Display of paperboard sleeves used in a year by one person

Cupcoats are reusable cup sleeves made out of fabric–cotton, bamboo or even jute. They come in a ton of styles, from basic solid colors to a ridiculous (in a good way) pink fuzzy option. They were nice enough to give me a cupcoat and I have since been carrying it around in my purse. (So far it’s been like getting into the habit of using reusable shopping bags: I keep forgetting. I know I shouldn’t be using paper cups anyway, but I’ve already admitted I’m not perfect.)

Cup coats made from natural materials

Cup coats made from natural materials

While the barista competition echoed from across the hall, I spoke to people about their efforts to create relationships with coffee farmers, establish values and guidelines in how they conduct business and carry out environmental audits in their facilities. Companies like Zingerman’s, Intelligentsia and PT’s emphasized their values of quality and sustainability. They personally know who grows their coffee, and they want us to as well.

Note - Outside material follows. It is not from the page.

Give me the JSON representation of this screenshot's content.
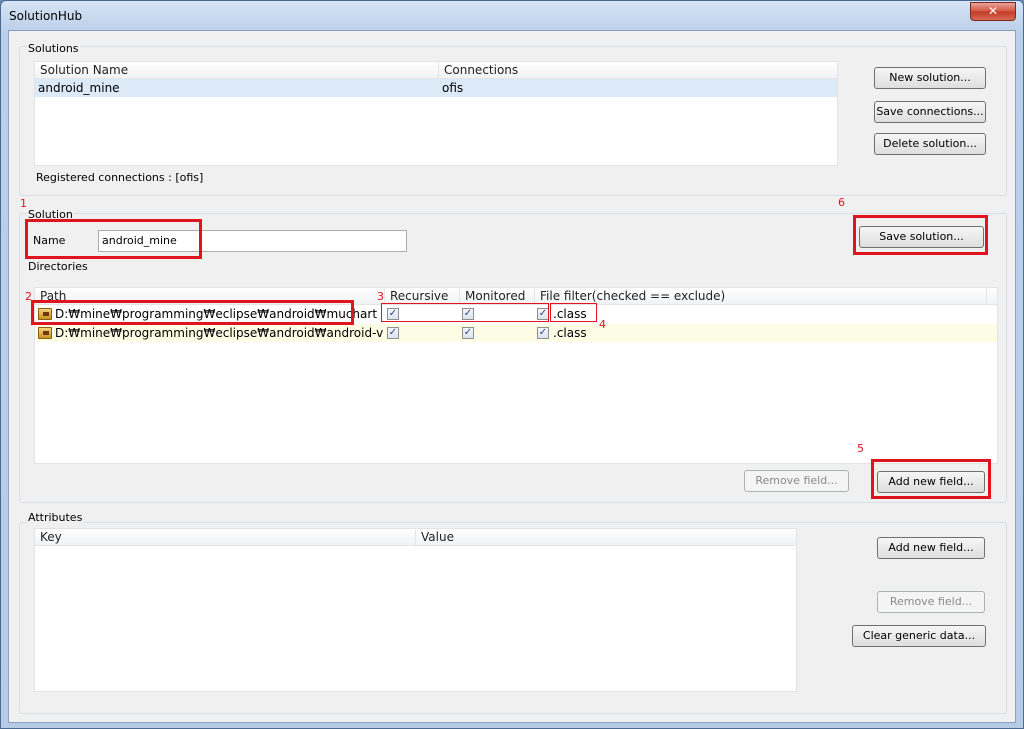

Intelligentsia baristas making their fabulous coffee

Intelligentsia baristas making their fabulous coffee

I have to throw in here that I was a little distressed by all the trash I saw piling up everywhere. Disposable sample containers, plastic bottles and paper handouts–almost all of which did not need to be garbage–added up fast. This was a typical garbage can by early afternoon:

Unnecessary garbage

Unnecessary garbage

After making my way through every square inch of the show (I took it easy on the espresso shots) I felt encouraged about the direction coffee, or at least specialty coffee, is going. But, although these companies are heading in the right direction (and some have been leading the ground-breaking way), many were still selling traditional coffee. Then, it’s up to the retailers and consumers to decide whether they want to pay higher prices for the more responsible option. And of course the coffee giants, whose coffee makes up the majority of the coffee consumed in the world, aren’t as evolved and will need some nudging to change.

This is where we come in: We need to put our dollars toward reponsible coffee and help turn the industry into a much healthier one for all of us coffee lovers. And ditto for tea. I’ve been buying organic coffee for awhile now, but I’m going to make sure it’s also fair trade. It might hurt a bit to spend more, but I really believe that after thinking about how huge the coffee industry is, and how much impact we could make by making smart choices, it’s a no brainer to get the good coffee. I’m pretty sure it’s going to taste better too, plus I can wake up with a lighter conscience.

 

Beautiful Green Thing #2 March 3, 2009

A couple of weeks ago I visited the Garfield Park Conservatory for the first time and attended their “Sweet Saturdays” event. What fun! While enjoying the surroundings, I walked around and stopped at stations positioned throughout the garden where volunteers would talk about, show examples of and share samples of sweets that grow right there. I sampled multiple forms of chocolate, candied ginger, honey, coffee, and cinnamon candy. Cinnamon comes from the bark of a tree? Vanilla comes from an orchid plant? Who knew? This event was such a great way to draw connections among the things that we eat and where they come from. And I realized I still have much more to learn.

The conservatory was far more impressive in size and variety of plants than I expected, and I enjoyed my brief time out of winter and into this fantasy world of green. I was thrilled to see glass lily pads in the pond by artist Dale Chihuly. It was peaceful, warm and lush. This is my beautiful green thing of the week.

View across the conservatory

View across the conservatory

waterfall

waterfall

gorgeous flowers

gorgeous flowers

Chihuly lily pads

Chihuly lily pads

Lily pads close-up

Lily pads close-up